In his ‘Vision Impossible!’ talk, RTS principal investigator Colin Blakemore discussed the great problem the brain faces in turning the light which falls upon the retinas into the rich and coherent visual experience we normally enjoy. Fiona Macpherson focused upon the philosophical nature of hallucinations and illusions, and in particular the waterfall illusion in which some subjects report the effect of illusory motion without any change in position—which would seem impossible.
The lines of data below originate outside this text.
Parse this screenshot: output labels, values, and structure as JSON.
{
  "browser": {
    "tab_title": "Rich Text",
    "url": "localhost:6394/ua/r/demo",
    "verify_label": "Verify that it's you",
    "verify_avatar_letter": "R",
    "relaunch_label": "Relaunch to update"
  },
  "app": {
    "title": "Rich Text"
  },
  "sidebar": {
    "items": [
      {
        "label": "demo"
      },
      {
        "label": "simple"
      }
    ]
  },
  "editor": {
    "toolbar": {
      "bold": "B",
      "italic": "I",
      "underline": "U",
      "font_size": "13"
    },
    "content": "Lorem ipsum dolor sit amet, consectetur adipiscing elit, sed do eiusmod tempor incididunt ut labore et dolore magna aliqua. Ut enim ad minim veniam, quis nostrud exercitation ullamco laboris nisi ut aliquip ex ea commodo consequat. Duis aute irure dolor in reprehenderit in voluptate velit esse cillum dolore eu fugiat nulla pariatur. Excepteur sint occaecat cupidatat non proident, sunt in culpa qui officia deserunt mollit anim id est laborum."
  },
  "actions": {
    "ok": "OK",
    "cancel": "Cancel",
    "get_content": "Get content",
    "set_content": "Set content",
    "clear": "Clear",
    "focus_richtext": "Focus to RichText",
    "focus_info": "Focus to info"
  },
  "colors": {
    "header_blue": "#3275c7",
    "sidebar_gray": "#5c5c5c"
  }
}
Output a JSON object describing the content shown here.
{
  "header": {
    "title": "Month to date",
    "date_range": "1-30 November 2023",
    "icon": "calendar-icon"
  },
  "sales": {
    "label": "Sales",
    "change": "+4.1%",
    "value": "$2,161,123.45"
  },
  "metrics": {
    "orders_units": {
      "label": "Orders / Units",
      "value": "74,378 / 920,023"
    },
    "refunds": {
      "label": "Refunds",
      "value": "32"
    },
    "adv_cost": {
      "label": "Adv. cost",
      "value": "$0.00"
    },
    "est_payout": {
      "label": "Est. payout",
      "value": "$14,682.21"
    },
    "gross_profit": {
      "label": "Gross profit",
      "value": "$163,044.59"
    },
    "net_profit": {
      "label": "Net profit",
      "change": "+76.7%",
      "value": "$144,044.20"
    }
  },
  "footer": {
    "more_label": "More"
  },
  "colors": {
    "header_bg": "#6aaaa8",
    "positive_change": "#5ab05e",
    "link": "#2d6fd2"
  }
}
This being the Science Festival, Professor Macpherson asked members of the audience to record their experiences of the illusion via a questionnaire designed to test the accuracy of this description.


All in all, GSF 2015 offered a wonderful opportunity to present and communicate our research to a wider audience, and we were delighted with the warm and enthusiastic response received. As philosophers and scientists, we spend many hours debating the finer points of multisensory integration and the nature of experience. However, it’s important not to lose touch with the sense of fascination we all feel when encountering a visual illusion for the first time, or witness the surprise and wonder on a child’s face upon realising that what we call ‘taste’ is in fact largely derived from the sense of smell.

To that extent, perceptual experience is not only a problem to be studied by scientists and philosophers, but a shared feature of human experience through which we navigate and discover the world. Events like the Glasgow Science Festival give us an important opportunity to share what we’ve learned, stimulate people’s imaginations, and in turn raise public awareness of, and support for, the arts and humanities as part of the wider search for knowledge that enriches us all.